**GOAL OF THE EXERCISE**
Your response should be the complete listing, returned exactly as written.

**DATA SHOWN**
————

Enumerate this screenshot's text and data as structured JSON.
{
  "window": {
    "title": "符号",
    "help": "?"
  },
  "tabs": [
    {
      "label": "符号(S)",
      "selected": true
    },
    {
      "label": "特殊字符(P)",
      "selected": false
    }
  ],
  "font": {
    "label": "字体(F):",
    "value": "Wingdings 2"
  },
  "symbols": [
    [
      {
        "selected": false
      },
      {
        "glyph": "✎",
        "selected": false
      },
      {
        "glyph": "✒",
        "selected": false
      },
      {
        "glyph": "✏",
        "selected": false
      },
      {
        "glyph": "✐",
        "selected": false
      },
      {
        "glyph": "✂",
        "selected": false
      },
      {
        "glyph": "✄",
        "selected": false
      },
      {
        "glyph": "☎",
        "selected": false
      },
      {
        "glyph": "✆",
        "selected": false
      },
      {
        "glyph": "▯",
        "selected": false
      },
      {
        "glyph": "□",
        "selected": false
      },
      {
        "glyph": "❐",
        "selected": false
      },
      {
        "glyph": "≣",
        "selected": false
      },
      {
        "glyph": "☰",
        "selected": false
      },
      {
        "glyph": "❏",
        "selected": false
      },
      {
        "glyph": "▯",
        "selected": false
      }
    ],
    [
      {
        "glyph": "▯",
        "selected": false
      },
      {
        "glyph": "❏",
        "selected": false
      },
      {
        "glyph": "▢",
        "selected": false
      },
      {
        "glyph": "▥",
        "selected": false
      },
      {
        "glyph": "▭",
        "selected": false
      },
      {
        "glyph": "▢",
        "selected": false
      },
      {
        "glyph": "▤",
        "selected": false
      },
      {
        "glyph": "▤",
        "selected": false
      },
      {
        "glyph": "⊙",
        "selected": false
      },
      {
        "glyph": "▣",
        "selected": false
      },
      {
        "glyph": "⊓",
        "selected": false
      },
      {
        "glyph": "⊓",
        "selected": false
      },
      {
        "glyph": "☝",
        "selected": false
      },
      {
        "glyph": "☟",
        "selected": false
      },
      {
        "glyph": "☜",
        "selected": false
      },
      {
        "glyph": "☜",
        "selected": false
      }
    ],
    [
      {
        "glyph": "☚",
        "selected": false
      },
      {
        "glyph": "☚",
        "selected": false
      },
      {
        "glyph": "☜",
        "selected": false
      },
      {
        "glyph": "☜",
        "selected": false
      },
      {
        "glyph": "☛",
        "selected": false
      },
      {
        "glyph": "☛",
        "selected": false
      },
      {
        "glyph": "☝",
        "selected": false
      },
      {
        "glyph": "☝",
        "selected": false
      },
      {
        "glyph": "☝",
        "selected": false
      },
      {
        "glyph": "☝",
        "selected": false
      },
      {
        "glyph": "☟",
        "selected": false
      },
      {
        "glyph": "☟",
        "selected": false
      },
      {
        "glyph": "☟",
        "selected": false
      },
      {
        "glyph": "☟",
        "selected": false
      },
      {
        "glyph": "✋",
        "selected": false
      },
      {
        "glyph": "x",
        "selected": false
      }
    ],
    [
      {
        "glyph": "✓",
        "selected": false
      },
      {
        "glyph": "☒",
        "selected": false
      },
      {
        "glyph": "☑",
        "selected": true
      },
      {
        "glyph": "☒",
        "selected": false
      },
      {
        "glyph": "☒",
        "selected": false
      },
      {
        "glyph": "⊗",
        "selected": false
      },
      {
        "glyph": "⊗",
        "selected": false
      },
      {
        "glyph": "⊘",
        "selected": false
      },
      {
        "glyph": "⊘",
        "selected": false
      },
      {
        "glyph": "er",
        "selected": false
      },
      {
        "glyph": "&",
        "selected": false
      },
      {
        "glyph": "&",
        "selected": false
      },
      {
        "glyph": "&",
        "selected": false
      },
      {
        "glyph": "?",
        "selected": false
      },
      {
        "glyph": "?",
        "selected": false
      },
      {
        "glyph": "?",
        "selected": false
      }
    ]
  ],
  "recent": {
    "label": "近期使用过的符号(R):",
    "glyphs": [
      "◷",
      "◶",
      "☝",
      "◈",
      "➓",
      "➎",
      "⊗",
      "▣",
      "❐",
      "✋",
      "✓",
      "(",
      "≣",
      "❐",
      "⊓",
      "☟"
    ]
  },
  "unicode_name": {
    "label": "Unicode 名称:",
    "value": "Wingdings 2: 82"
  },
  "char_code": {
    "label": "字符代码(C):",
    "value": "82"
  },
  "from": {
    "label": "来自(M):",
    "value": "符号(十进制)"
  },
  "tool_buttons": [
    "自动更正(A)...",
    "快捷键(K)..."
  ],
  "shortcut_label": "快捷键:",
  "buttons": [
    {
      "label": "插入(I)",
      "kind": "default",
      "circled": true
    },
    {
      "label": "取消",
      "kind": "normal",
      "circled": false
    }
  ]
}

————

**ANSWER SPACE**
Enumerate this screenshot's text and data as structured JSON.
{
  "window": {
    "title": "符号",
    "help": "?"
  },
  "tabs": [
    {
      "label": "符号(S)",
      "selected": true
    },
    {
      "label": "特殊字符(P)",
      "selected": false
    }
  ],
  "font": {
    "label": "字体(F):",
    "value": "Wingdings 2"
  },
  "symbols": [
    [
      {
        "selected": false
      },
      {
        "glyph": "✎",
        "selected": false
      },
      {
        "glyph": "✒",
        "selected": false
      },
      {
        "glyph": "✏",
        "selected": false
      },
      {
        "glyph": "✐",
        "selected": false
      },
      {
        "glyph": "✂",
        "selected": false
      },
      {
        "glyph": "✄",
        "selected": false
      },
      {
        "glyph": "☎",
        "selected": false
      },
      {
        "glyph": "✆",
        "selected": false
      },
      {
        "glyph": "▯",
        "selected": false
      },
      {
        "glyph": "□",
        "selected": false
      },
      {
        "glyph": "❐",
        "selected": false
      },
      {
        "glyph": "≣",
        "selected": false
      },
      {
        "glyph": "☰",
        "selected": false
      },
      {
        "glyph": "❏",
        "selected": false
      },
      {
        "glyph": "▯",
        "selected": false
      }
    ],
    [
      {
        "glyph": "▯",
        "selected": false
      },
      {
        "glyph": "❏",
        "selected": false
      },
      {
        "glyph": "▢",
        "selected": false
      },
      {
        "glyph": "▥",
        "selected": false
      },
      {
        "glyph": "▭",
        "selected": false
      },
      {
        "glyph": "▢",
        "selected": false
      },
      {
        "glyph": "▤",
        "selected": false
      },
      {
        "glyph": "▤",
        "selected": false
      },
      {
        "glyph": "⊙",
        "selected": false
      },
      {
        "glyph": "▣",
        "selected": false
      },
      {
        "glyph": "⊓",
        "selected": false
      },
      {
        "glyph": "⊓",
        "selected": false
      },
      {
        "glyph": "☝",
        "selected": false
      },
      {
        "glyph": "☟",
        "selected": false
      },
      {
        "glyph": "☜",
        "selected": false
      },
      {
        "glyph": "☜",
        "selected": false
      }
    ],
    [
      {
        "glyph": "☚",
        "selected": false
      },
      {
        "glyph": "☚",
        "selected": false
      },
      {
        "glyph": "☜",
        "selected": false
      },
      {
        "glyph": "☜",
        "selected": false
      },
      {
        "glyph": "☛",
        "selected": false
      },
      {
        "glyph": "☛",
        "selected": false
      },
      {
        "glyph": "☝",
        "selected": false
      },
      {
        "glyph": "☝",
        "selected": false
      },
      {
        "glyph": "☝",
        "selected": false
      },
      {
        "glyph": "☝",
        "selected": false
      },
      {
        "glyph": "☟",
        "selected": false
      },
      {
        "glyph": "☟",
        "selected": false
      },
      {
        "glyph": "☟",
        "selected": false
      },
      {
        "glyph": "☟",
        "selected": false
      },
      {
        "glyph": "✋",
        "selected": false
      },
      {
        "glyph": "x",
        "selected": false
      }
    ],
    [
      {
        "glyph": "✓",
        "selected": false
      },
      {
        "glyph": "☒",
        "selected": false
      },
      {
        "glyph": "☑",
        "selected": true
      },
      {
        "glyph": "☒",
        "selected": false
      },
      {
        "glyph": "☒",
        "selected": false
      },
      {
        "glyph": "⊗",
        "selected": false
      },
      {
        "glyph": "⊗",
        "selected": false
      },
      {
        "glyph": "⊘",
        "selected": false
      },
      {
        "glyph": "⊘",
        "selected": false
      },
      {
        "glyph": "er",
        "selected": false
      },
      {
        "glyph": "&",
        "selected": false
      },
      {
        "glyph": "&",
        "selected": false
      },
      {
        "glyph": "&",
        "selected": false
      },
      {
        "glyph": "?",
        "selected": false
      },
      {
        "glyph": "?",
        "selected": false
      },
      {
        "glyph": "?",
        "selected": false
      }
    ]
  ],
  "recent": {
    "label": "近期使用过的符号(R):",
    "glyphs": [
      "◷",
      "◶",
      "☝",
      "◈",
      "➓",
      "➎",
      "⊗",
      "▣",
      "❐",
      "✋",
      "✓",
      "(",
      "≣",
      "❐",
      "⊓",
      "☟"
    ]
  },
  "unicode_name": {
    "label": "Unicode 名称:",
    "value": "Wingdings 2: 82"
  },
  "char_code": {
    "label": "字符代码(C):",
    "value": "82"
  },
  "from": {
    "label": "来自(M):",
    "value": "符号(十进制)"
  },
  "tool_buttons": [
    "自动更正(A)...",
    "快捷键(K)..."
  ],
  "shortcut_label": "快捷键:",
  "buttons": [
    {
      "label": "插入(I)",
      "kind": "default",
      "circled": true
    },
    {
      "label": "取消",
      "kind": "normal",
      "circled": false
    }
  ]
}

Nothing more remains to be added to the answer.